= Goal of the exercise =
Every line of the following records that includes "options" should be copied.

Records provided below:

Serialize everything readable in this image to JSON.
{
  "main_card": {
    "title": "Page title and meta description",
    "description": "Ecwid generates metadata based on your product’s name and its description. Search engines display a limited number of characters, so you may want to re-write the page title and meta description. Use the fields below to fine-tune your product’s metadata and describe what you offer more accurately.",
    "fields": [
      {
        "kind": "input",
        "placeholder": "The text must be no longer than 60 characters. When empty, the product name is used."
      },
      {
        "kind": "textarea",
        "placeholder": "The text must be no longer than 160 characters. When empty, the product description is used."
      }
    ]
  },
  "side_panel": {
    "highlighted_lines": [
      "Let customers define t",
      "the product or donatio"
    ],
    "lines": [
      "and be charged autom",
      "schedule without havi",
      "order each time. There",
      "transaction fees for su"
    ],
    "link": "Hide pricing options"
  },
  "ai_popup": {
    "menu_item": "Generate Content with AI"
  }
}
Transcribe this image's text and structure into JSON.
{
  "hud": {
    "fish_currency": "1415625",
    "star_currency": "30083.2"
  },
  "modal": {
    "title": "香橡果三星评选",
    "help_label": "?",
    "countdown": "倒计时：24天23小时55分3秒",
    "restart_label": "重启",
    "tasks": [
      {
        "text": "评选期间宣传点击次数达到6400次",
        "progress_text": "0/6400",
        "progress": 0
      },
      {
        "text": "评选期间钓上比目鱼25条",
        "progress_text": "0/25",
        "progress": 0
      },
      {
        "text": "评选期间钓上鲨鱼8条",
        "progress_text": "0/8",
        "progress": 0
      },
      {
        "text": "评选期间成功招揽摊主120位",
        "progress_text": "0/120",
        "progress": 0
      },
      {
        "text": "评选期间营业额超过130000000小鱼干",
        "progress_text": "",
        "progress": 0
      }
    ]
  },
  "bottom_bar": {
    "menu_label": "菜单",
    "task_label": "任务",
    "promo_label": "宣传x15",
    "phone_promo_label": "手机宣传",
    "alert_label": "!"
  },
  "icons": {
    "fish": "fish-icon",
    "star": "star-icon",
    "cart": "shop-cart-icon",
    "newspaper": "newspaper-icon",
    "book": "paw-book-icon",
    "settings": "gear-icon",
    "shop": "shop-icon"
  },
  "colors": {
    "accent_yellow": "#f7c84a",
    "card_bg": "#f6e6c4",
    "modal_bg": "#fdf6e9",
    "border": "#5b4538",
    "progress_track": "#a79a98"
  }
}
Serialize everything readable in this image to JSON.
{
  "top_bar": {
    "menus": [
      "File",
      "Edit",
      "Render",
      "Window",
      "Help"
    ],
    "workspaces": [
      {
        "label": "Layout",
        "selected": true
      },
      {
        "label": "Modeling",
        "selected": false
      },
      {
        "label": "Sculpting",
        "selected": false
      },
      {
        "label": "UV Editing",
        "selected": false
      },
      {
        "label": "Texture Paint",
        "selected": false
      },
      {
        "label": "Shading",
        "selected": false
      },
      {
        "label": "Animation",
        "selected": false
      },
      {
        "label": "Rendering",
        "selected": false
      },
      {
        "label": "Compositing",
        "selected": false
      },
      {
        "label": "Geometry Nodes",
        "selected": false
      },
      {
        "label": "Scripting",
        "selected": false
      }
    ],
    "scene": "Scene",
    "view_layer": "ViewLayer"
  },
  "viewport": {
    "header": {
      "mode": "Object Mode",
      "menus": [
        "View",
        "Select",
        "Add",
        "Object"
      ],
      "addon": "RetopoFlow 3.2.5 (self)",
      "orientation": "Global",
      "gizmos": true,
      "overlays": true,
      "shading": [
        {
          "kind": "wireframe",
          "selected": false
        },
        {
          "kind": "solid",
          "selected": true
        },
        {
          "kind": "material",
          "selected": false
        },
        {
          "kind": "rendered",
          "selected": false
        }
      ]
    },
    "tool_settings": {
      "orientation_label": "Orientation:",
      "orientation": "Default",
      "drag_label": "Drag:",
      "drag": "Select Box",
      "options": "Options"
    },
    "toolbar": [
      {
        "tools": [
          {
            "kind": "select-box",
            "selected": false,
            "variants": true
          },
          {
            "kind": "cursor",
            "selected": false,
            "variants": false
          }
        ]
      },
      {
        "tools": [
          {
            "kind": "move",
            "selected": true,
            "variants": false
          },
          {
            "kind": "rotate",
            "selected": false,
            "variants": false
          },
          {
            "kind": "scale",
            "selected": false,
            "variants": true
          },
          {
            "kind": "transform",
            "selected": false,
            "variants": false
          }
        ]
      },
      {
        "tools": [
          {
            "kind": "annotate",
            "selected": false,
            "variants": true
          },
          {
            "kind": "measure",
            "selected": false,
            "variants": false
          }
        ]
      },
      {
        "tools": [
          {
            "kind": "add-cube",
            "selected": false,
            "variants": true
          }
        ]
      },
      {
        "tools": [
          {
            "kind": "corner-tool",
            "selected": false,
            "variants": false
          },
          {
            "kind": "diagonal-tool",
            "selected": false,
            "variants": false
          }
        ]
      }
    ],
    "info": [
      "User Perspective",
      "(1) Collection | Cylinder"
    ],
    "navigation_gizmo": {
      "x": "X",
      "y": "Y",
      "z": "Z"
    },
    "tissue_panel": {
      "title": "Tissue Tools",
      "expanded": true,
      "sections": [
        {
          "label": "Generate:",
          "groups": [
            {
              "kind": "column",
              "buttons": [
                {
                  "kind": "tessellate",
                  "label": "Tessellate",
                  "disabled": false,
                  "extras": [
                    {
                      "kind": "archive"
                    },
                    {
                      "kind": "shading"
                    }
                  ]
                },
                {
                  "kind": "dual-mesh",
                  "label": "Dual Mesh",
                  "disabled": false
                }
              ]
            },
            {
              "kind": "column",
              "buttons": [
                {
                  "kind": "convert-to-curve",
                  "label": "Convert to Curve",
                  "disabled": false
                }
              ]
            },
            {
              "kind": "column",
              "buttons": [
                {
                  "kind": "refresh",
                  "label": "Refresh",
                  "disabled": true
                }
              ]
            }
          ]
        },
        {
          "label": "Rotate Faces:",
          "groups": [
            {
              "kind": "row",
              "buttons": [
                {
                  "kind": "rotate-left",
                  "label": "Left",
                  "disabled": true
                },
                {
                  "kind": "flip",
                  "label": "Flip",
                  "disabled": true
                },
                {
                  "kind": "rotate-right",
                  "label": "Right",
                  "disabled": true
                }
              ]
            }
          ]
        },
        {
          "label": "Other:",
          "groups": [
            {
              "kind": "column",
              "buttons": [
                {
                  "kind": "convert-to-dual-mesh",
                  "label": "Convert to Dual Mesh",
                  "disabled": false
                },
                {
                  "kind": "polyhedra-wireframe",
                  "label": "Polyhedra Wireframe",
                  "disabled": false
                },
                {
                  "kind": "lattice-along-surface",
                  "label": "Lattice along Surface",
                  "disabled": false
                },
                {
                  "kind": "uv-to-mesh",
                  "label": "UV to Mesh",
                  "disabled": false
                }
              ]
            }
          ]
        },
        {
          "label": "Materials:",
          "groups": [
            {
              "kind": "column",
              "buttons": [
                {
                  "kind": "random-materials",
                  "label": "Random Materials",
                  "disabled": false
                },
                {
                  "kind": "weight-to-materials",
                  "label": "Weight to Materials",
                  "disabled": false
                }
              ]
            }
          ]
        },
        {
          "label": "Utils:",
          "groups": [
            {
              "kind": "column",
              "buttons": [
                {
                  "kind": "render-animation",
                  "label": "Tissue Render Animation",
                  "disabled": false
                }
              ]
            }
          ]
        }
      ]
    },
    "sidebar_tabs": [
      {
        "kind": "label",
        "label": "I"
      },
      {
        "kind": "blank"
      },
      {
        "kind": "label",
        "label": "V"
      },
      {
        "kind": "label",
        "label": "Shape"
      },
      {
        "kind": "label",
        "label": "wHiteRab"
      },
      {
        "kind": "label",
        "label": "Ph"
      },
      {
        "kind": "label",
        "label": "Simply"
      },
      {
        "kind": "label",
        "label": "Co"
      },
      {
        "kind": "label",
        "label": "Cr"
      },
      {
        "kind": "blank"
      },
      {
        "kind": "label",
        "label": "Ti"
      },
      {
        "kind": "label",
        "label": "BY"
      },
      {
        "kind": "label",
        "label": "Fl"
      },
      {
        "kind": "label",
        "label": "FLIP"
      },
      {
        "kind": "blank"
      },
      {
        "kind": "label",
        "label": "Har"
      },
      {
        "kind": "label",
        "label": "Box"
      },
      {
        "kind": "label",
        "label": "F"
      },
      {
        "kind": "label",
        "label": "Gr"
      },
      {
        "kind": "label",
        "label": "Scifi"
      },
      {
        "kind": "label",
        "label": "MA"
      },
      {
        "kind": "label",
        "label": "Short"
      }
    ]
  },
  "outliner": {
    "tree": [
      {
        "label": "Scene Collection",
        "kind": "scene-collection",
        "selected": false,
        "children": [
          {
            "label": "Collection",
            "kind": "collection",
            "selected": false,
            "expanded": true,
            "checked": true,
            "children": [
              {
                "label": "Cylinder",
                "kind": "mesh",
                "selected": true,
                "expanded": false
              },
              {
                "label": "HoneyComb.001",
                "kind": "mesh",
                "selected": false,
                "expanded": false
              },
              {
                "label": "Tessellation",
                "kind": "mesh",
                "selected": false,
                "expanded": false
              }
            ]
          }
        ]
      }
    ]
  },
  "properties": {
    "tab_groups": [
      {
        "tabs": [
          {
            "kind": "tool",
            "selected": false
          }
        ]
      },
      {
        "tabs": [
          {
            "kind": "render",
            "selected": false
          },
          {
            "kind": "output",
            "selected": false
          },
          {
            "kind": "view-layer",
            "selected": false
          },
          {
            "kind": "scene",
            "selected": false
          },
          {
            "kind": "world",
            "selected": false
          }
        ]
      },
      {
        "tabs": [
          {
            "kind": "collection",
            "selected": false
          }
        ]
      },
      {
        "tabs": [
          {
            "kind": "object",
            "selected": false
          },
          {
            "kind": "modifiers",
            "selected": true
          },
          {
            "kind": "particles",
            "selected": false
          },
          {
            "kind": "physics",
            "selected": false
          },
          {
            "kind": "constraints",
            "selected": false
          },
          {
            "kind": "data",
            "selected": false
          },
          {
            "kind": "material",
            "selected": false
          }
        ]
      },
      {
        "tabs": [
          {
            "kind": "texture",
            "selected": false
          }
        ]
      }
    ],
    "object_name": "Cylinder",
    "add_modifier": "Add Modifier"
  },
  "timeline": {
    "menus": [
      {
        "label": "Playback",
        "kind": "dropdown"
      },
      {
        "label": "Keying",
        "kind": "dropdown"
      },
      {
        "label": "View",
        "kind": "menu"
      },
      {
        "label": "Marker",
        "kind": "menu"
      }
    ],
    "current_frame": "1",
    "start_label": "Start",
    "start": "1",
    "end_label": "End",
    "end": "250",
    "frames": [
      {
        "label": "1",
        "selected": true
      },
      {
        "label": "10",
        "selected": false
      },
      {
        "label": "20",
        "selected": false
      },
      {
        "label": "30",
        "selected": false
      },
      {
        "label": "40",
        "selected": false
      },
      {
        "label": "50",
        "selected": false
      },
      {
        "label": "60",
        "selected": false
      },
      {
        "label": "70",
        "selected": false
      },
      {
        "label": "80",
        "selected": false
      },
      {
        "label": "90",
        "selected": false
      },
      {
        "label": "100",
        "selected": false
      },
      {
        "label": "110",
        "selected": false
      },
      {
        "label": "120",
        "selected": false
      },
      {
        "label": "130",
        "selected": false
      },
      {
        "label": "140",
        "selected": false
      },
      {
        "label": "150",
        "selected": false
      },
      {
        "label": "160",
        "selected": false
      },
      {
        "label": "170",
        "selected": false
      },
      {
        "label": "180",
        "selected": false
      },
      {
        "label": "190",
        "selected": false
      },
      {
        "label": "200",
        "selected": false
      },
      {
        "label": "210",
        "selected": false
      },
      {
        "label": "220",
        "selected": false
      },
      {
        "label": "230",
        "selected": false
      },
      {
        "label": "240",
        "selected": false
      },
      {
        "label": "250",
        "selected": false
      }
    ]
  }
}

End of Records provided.

= Solution for this problem =
    "link": "Hide pricing options"
      "options": "Options"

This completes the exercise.